Christmas Day 2012 a hot job came in; the dollhouse kit lacked screws.
Made the screws with a box tool and die head, sawed the screw slots using
the Nichols mill. Got the dollhouse built same-day.
Optical system accessories for two 2016 skunkworks projects at work.
2016 shop space was crowded and the 1936 12“ ATW was working out very
well, so I gave away the 1912 American lathe to a fellow from Ohio who
drove out to pick it up.
Making a silent chain sprocket for a friend. Here, roughing in the
teeth with an involute cutter. They were finished with a single tooth
form cutter in the next operation.
2017, turret toolholder base for the Wade lathe. The 60 degree teeth at
5 degrees each are symmetric on both halves and mate from circumference
to the center bolt hole, providing easy positioning of the turret.
Experimenting with flood coolant, this is Habcool 318 diluted with
spindle oil. On all four machines, the coolant drains into a shared
covered sump which incorporates a recirculation pump & filter on a timer
that runs it for 15 minutes once a week. As advertised, the Habcool
does not evaporate noticably, though I'm sure the spindle oil will
gradually do so. Its provided a big improvement in finish and tolerance
on all the machines, though controlling spray on faster ops can be a
learning experience. On the ATW lathe I bought a length of conveyor
belt to drape over the splash guard and back down between the ways to
manage spray off the chuck- it is effective but messy. Keeping the
coolant flooding the tool instead of the workpiece is generally
New rotary table with 4-jaw Craftsman chuck installed. This is a
Japanese manufactured table of unknown vintage, the crossed T-slots
slots are distinctive. The vernier goes down to 1 minute increments,
though I don't anticipate great accuracy at that level of precision.
All fasteners are metric, dimensions look like standard metric T-nuts
will fit, though I made a couple sets to take various UNC bolts. The
design of the body casting is almost right to control coolant flow, thus
the addition of the rubber strips. We will see how effective they are
when a job needing flood coolant goes onto the table.
The 3-jaw chuck adapter plate is machined from an old barbell plate.
The cast iron machined suprisingly well, no white iron or slag
inclusions and little graphite. The rim and hub on the bottom are faced
to a plane so the chuck is well-supported, and a register for the chuck
is machined on the top. Button-head screws fasten it from beneath. The
lettering showing weight, manufacturer is still present on the underside
of the web between hub and rim.
Volume knob out of 6061 for a Kenwood integrated amplifier. The insert
is pressed into a reamed hole and secured with the dutchman screw.
Making a volume knob out of 2“ acetl plastic for a Sansui AU-D7.
Input selector button caps for a Sansui AU-4900 amplifier.
2018, a jig to support mounting stainless dust guards onto the fork
brace brackets for my Suzuki Bandit.
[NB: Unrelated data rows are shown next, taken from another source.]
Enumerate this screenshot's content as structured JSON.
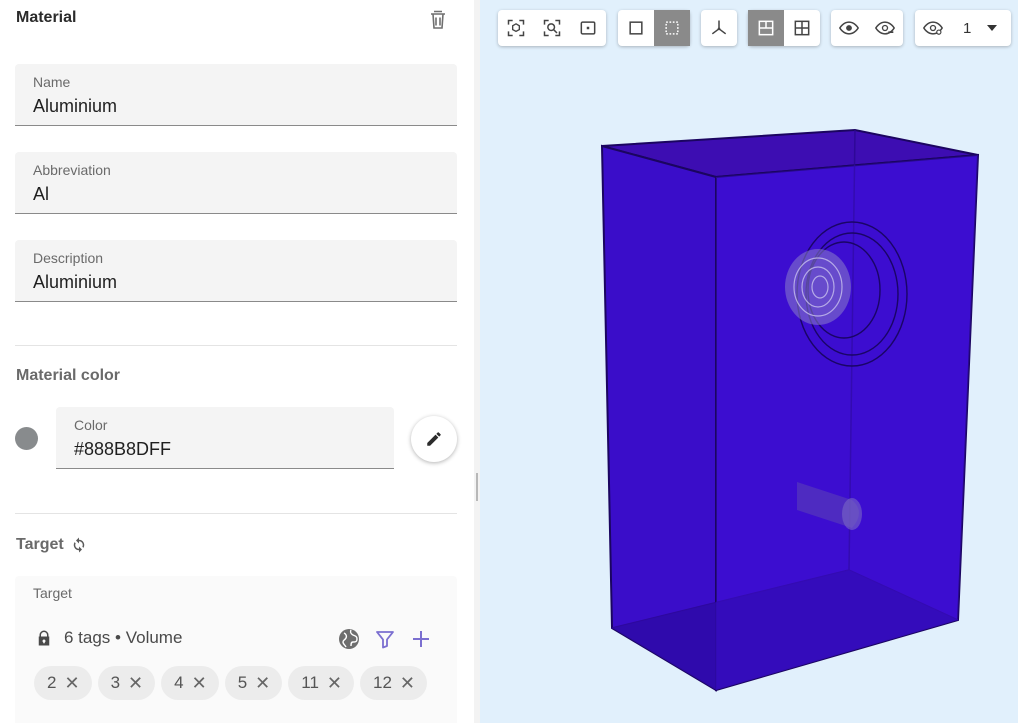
{
  "panel": {
    "title": "Material"
  },
  "fields": {
    "name": {
      "label": "Name",
      "value": "Aluminium"
    },
    "abbreviation": {
      "label": "Abbreviation",
      "value": "Al"
    },
    "description": {
      "label": "Description",
      "value": "Aluminium"
    }
  },
  "material_color": {
    "section_title": "Material color",
    "color_label": "Color",
    "color_value": "#888B8DFF",
    "swatch_color": "#888B8D"
  },
  "target": {
    "section_title": "Target",
    "box_label": "Target",
    "summary": "6 tags • Volume",
    "tags": [
      "2",
      "3",
      "4",
      "5",
      "11",
      "12"
    ]
  },
  "viewport": {
    "background": "#e1f0fc",
    "model_color": "#3a0ccf",
    "layer_value": "1",
    "toolbar_icons": [
      "fit-all-icon",
      "zoom-to-icon",
      "frame-icon",
      "box-select-icon",
      "dotted-select-icon",
      "axes-icon",
      "split-view-icon",
      "quad-view-icon",
      "show-icon",
      "hide-icon",
      "visibility-layer-icon"
    ]
  },
  "colors": {
    "accent": "#7b6fd0",
    "icon_gray": "#555555"
  }
}
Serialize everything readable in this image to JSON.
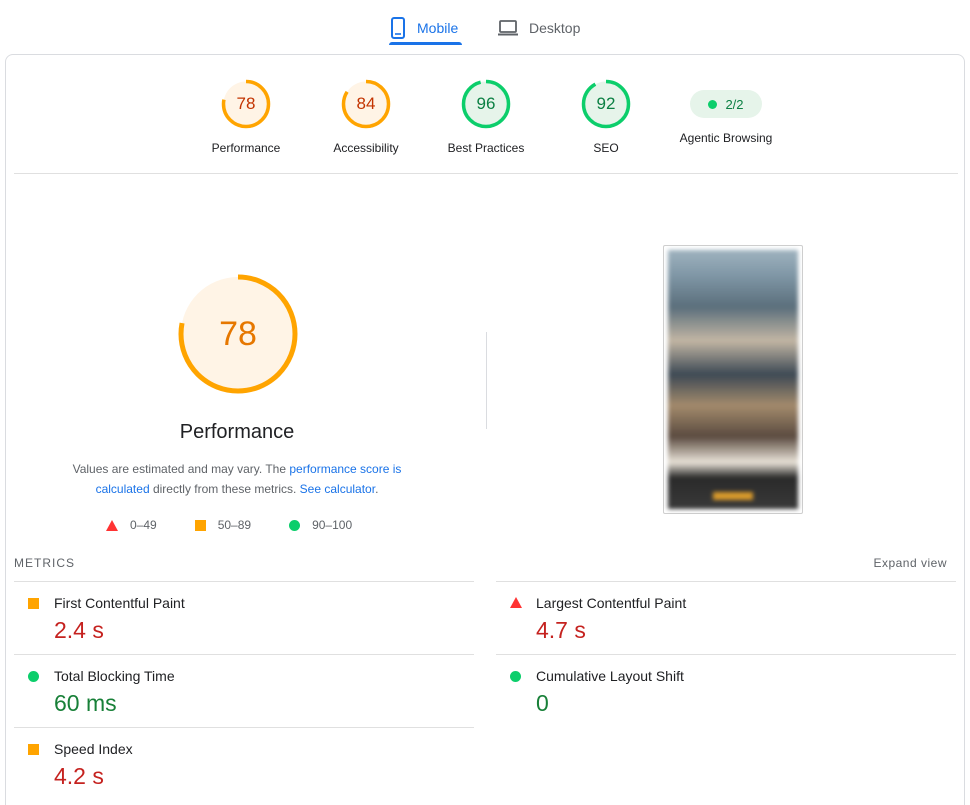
{
  "tabs": [
    {
      "label": "Mobile",
      "icon": "smartphone-icon",
      "active": true
    },
    {
      "label": "Desktop",
      "icon": "laptop-icon",
      "active": false
    }
  ],
  "gauges": [
    {
      "score": "78",
      "label": "Performance",
      "color": "#ffa400",
      "fraction": 0.78
    },
    {
      "score": "84",
      "label": "Accessibility",
      "color": "#ffa400",
      "fraction": 0.84
    },
    {
      "score": "96",
      "label": "Best Practices",
      "color": "#0cce6b",
      "fraction": 0.96
    },
    {
      "score": "92",
      "label": "SEO",
      "color": "#0cce6b",
      "fraction": 0.92
    }
  ],
  "agentic": {
    "label": "Agentic Browsing",
    "value": "2/2"
  },
  "performance": {
    "score": "78",
    "fraction": 0.78,
    "title": "Performance",
    "desc_prefix": "Values are estimated and may vary. The ",
    "desc_link1": "performance score is calculated",
    "desc_middle": " directly from these metrics. ",
    "desc_link2": "See calculator",
    "desc_suffix": "."
  },
  "legend": [
    {
      "shape": "triangle",
      "label": "0–49",
      "color": "#ff3333"
    },
    {
      "shape": "square",
      "label": "50–89",
      "color": "#ffa400"
    },
    {
      "shape": "circle",
      "label": "90–100",
      "color": "#0cce6b"
    }
  ],
  "metrics": {
    "header": "METRICS",
    "expand_label": "Expand view",
    "items": [
      {
        "name": "First Contentful Paint",
        "value": "2.4 s",
        "rating": "average"
      },
      {
        "name": "Largest Contentful Paint",
        "value": "4.7 s",
        "rating": "fail"
      },
      {
        "name": "Total Blocking Time",
        "value": "60 ms",
        "rating": "pass"
      },
      {
        "name": "Cumulative Layout Shift",
        "value": "0",
        "rating": "pass"
      },
      {
        "name": "Speed Index",
        "value": "4.2 s",
        "rating": "average"
      }
    ]
  },
  "colors": {
    "orange": "#ffa400",
    "green": "#0cce6b",
    "red": "#ff3333",
    "link": "#1a73e8"
  }
}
The pvc pipe needs support down to
the mill table or it will deform and squeeze out of the chuck jaws under
the pressure of the drill.
A new addition to the shop- a Tsudakoma rotary/tilting table purchased
for scrap price at a swap meet. Its beautifully constructed and though
its somewhat too large for the Bridgeport, I couldn't pass it up.
Some plumbing upgrades to my father's air compressor/vacuum pump, depending on
which way you connect the tubing.
(back to shop)